It’s been a year since Laura Oriaifo opened her African grocery store and took the restaurant CrownAfriq with her, bringing a taste of Africa to Saskatoon.
“I am delighted that I was able to reach this milestone. It was challenging and fun. It was stressful for a startup. But so far so good. I’m grateful,” she said with a big smile on her face.
Oriaifo has always wanted to have a retail business and often thought about owning a Dollarama or another dollar store, but didn’t have the capital to do so.
“My friend and I thought why not open an African grocery store as there aren’t many in this region.”
Ground nuts, African vegetables, beverages, beans, fou fou flour, traditional spices and African yams abound in the shop on the corner of Eighth Street and Clarence Avenue.
The inventory focuses on Nigeria, Oriaifo’s home country, but with many in Saskatchewan celebrating Black History Month, she said she hopes to gradually bring in flavors from more African countries.
Oriaifo left Nigeria in 2010 and went to the UK to do her Masters. She then moved to Saskatoon on September 20, 2014.
“I’m just lucky to be an entrepreneur here,” she said.
HEAR | Saskatoon Morning host Leisha Grebinski visits the store:
“Systemic racism makes life difficult for black entrepreneurs”: CEO
Cindy Harrison, CEO of the ACT Learning Center and Communicare companies, said Black entrepreneurs face many other barriers.
“In general, we don’t do much in Canada to encourage entrepreneurship, but the barriers for people of color are being increased in very significant ways,” she said
“We have a system of barriers and systemic racism that unfortunately makes it difficult for black entrepreneurs to thrive.”
She said the number one way to fill gaps in black entrepreneurship in Canada is to prioritize representation. She told CBC that black entrepreneurs can find it difficult to think about entrepreneurship because they “don’t see successful entrepreneurs who look like her or have similar life experiences.”
Harrison said there are even more barriers to being a black woman, as she’s learned firsthand.
“Women have to work twice as hard to be considered half as good as their male counterparts. I think that’s amplified tenfold if you’re female and black.”
She said Black-owned businesses fill gaps in the community but too often experience racism that is “systemic and institutional.”
“I think a big part of the solution is mentoring to bridge this racial wealth gap.”
Harrison said meaningful training on racism should be mandatory for educators, healthcare professionals, business leaders, government employees and executives.

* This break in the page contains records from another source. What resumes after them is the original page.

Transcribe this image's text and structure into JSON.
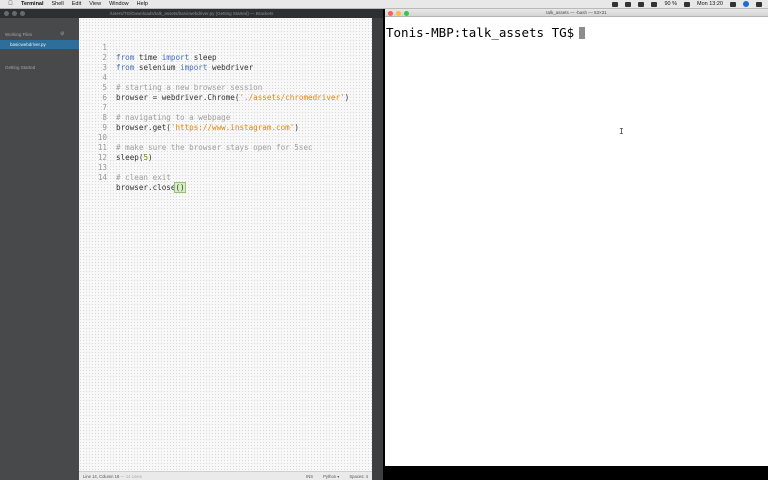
{
  "menubar": {
    "apple": "",
    "app_name": "Terminal",
    "items": [
      "Shell",
      "Edit",
      "View",
      "Window",
      "Help"
    ],
    "battery": "90 %",
    "clock": "Mon 13:20"
  },
  "brackets": {
    "title": "/Users/TG/Downloads/talk_assets/basicwebdriver.py (Getting Started) — Brackets",
    "sidebar": {
      "working_files_header": "Working Files",
      "working_file": "basicwebdriver.py",
      "project_header": "Getting Started"
    },
    "code_lines": [
      {
        "n": "1",
        "text": "from time import sleep"
      },
      {
        "n": "2",
        "text": "from selenium import webdriver"
      },
      {
        "n": "3",
        "text": ""
      },
      {
        "n": "4",
        "text": "# starting a new browser session"
      },
      {
        "n": "5",
        "text": "browser = webdriver.Chrome('./assets/chromedriver')"
      },
      {
        "n": "6",
        "text": ""
      },
      {
        "n": "7",
        "text": "# navigating to a webpage"
      },
      {
        "n": "8",
        "text": "browser.get('https://www.instagram.com')"
      },
      {
        "n": "9",
        "text": ""
      },
      {
        "n": "10",
        "text": "# make sure the browser stays open for 5sec"
      },
      {
        "n": "11",
        "text": "sleep(5)"
      },
      {
        "n": "12",
        "text": ""
      },
      {
        "n": "13",
        "text": "# clean exit"
      },
      {
        "n": "14",
        "text": "browser.close()"
      }
    ],
    "status": {
      "position": "Line 14, Column 16",
      "position_extra": "— 14 Lines",
      "mode": "INS",
      "language": "Python ▾",
      "spaces": "Spaces: 4"
    }
  },
  "terminal": {
    "title": "talk_assets — -bash — 53×31",
    "prompt": "Tonis-MBP:talk_assets TG$",
    "ibeam": "I"
  }
}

“It also starts with educational institutions and with meaningful training for educators on racism and unconscious bias. There are many systemic barriers in our education system that prevent young people of color from succeeding,” she said.
“Policymakers must also create laws that bring about meaningful change, not just on paper. They should focus on breaking down the systemic barriers that people of color face.”

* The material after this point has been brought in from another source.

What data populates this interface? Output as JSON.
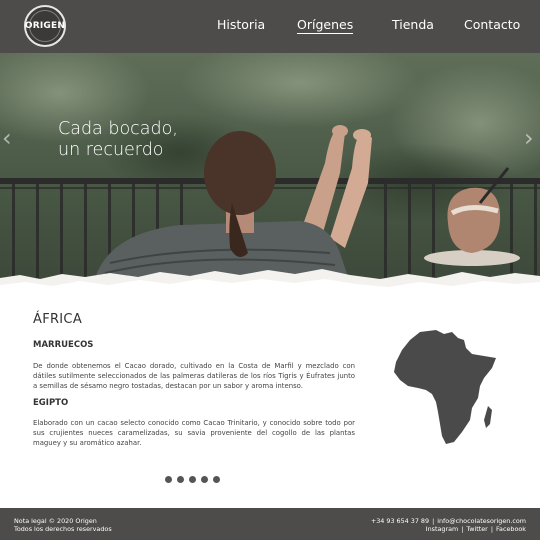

For more stories about Black Canadians’ experiences—from anti-Black racism to success stories within the Black community—see Being Black in Canada, a CBC project Black Canadians can be proud of. You can read more stories here.